Relationships are also key when working with the community. Following SFU’s model, relationships with community members must be respectful and mutually beneficial. This is incredibly important when recognizing that there will have to be development on the community side the Semester so that they too are ready to work with the university, including faculty, staff, and students. Healthy relationships with community members will be used as a metric of engagement success and as the Semester develops, so too will its ability to be inclusive and accommodating of all persons, including marginalized groups.
The final principle upon which the Semester will be based is community integration. At Memorial University, we often speak of community engagement, the Harris Centre being one of the leading bodies in this field.
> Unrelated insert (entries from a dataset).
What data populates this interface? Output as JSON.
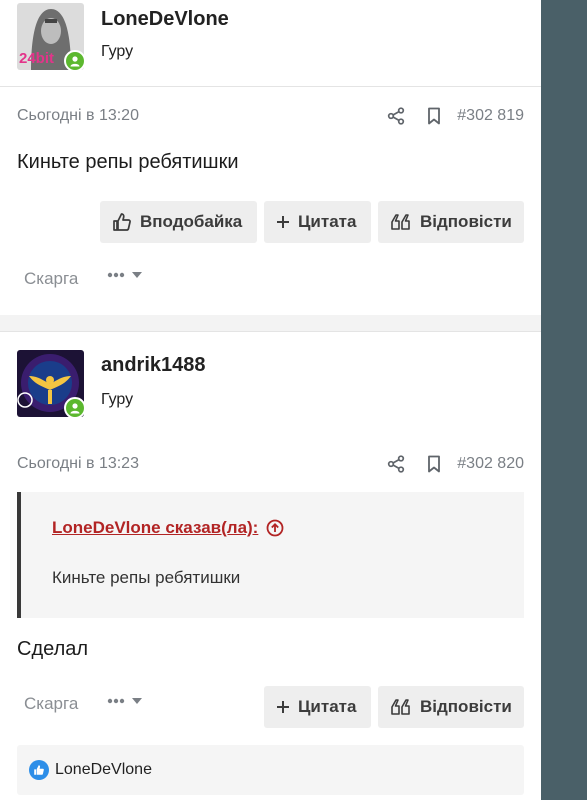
{
  "posts": [
    {
      "author": "LoneDeVlone",
      "avatar_text": "24bit",
      "rank": "Гуру",
      "date": "Сьогодні в 13:20",
      "post_number": "#302 819",
      "message": "Киньте репы ребятишки",
      "actions": {
        "like": "Вподобайка",
        "quote": "Цитата",
        "reply": "Відповісти",
        "report": "Скарга"
      }
    },
    {
      "author": "andrik1488",
      "rank": "Гуру",
      "date": "Сьогодні в 13:23",
      "post_number": "#302 820",
      "quote": {
        "author": "LoneDeVlone сказав(ла):",
        "text": "Киньте репы ребятишки"
      },
      "message": "Сделал",
      "actions": {
        "quote": "Цитата",
        "reply": "Відповісти",
        "report": "Скарга"
      },
      "reactions": {
        "user": "LoneDeVlone"
      }
    }
  ],
  "icons": [
    "share-icon",
    "bookmark-icon",
    "thumbs-up-icon",
    "plus-icon",
    "quote-icon",
    "ellipsis-icon",
    "caret-down-icon",
    "arrow-up-circle-icon",
    "online-user-icon"
  ],
  "colors": {
    "side_panel": "#4a6068",
    "online": "#5cb82f",
    "quote_link": "#b22424",
    "like_badge": "#2d8ee8"
  }
}
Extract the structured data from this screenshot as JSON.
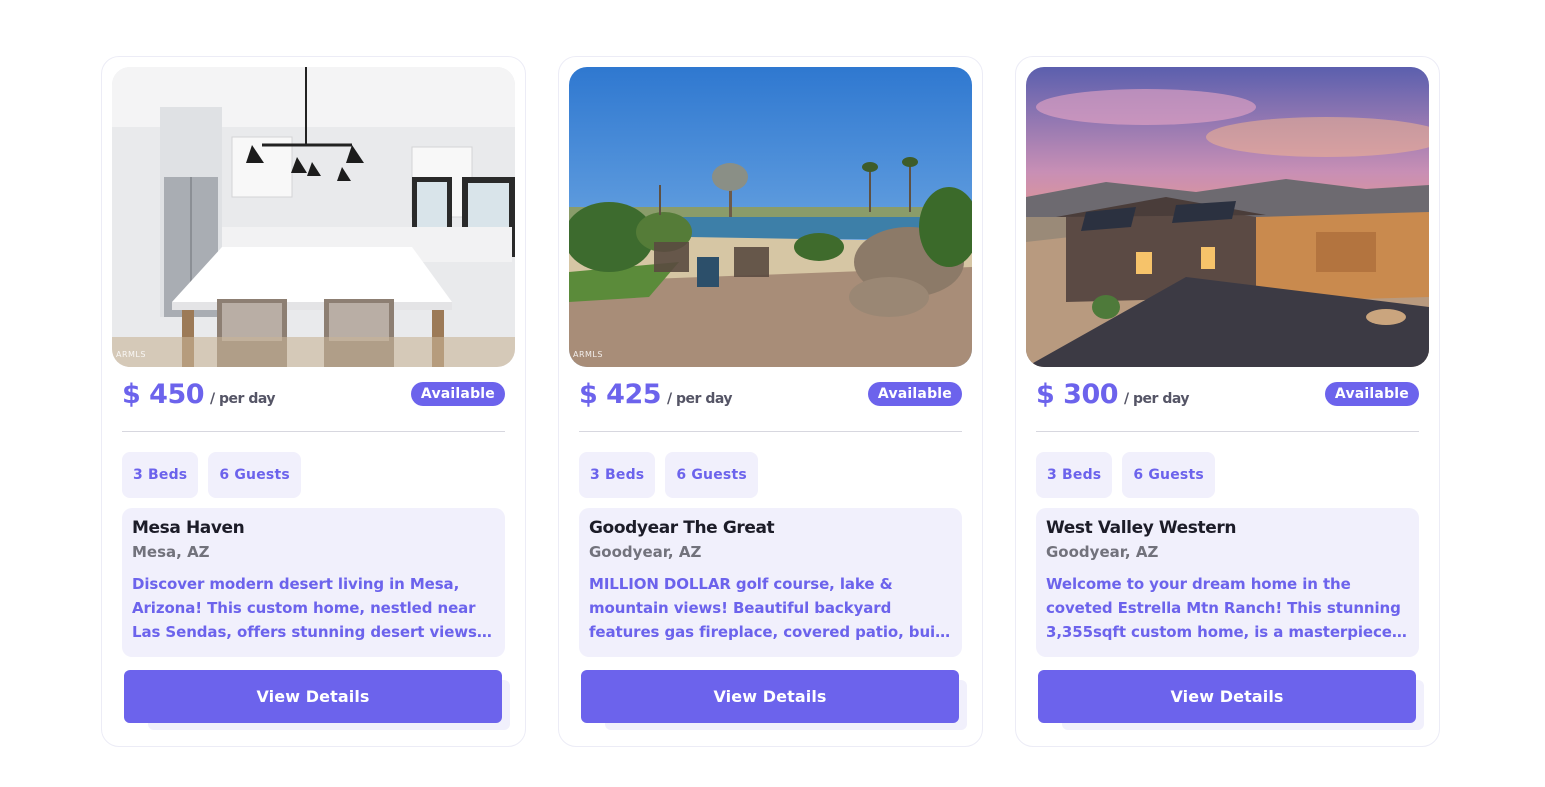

Engagement often comes with implied notions relating to who holds information, acceptable ways of participation, and the specific delineated roles and function of the community. The Semester will take a step beyond engagement and begin addressing the power dynamics that exist between university and community that often prevent in-depth partnerships. This means that the community person on the delivery team will have just as much voice as faculty and staff and the team will be continuously mindful towards how the activities of the Semester contribute to integration within the community. In addition, each Semester will be individually tailored, in content and form, to address a relevant community issue, making this program more responsive than those using different models.
Students benefit from community integration as it ties together theory and practice outside of the university, another important component to engagement as the TLF consultations show. Community integration allows teaching, research, and community engagement to be blended into the delivery of the Semester, which is key in the production of high quality education.
Students also develop an awareness of community expectations and learn how to be inclusive and responsive to community members. The connection to real-world community issues ignites passion and accountability for each person’s individual and collective role in community change and an investment in learning also becomes an investment within the community. Recognition of different types of knowledge and the value of people from all backgrounds underpins the development of respect and contributes to a holistic learning experience.
The Semester in Dialogue embodies the principles, values, and expectations of the Teaching and Learning Framework through each of the three foundational principles of the Semester: dialogue, relationship, and community integration. The learning space that will be created through the Semester offers a shift from traditional models of teaching and presents a holistic, integrated, inclusive method that is not yet available to undergraduate students beyond the First Year Success Program (FYSP). Students from FYSP often ask, what’s next? The Semester in Dialogue exemplifies many of the principles underlying FYSP, another core component of the TLF. Memorial University, its faculty, staff, and students would benefit greatly from the Semester in Dialogue, as would the different sectors of the community that would be involved in the creation and delivery of this program.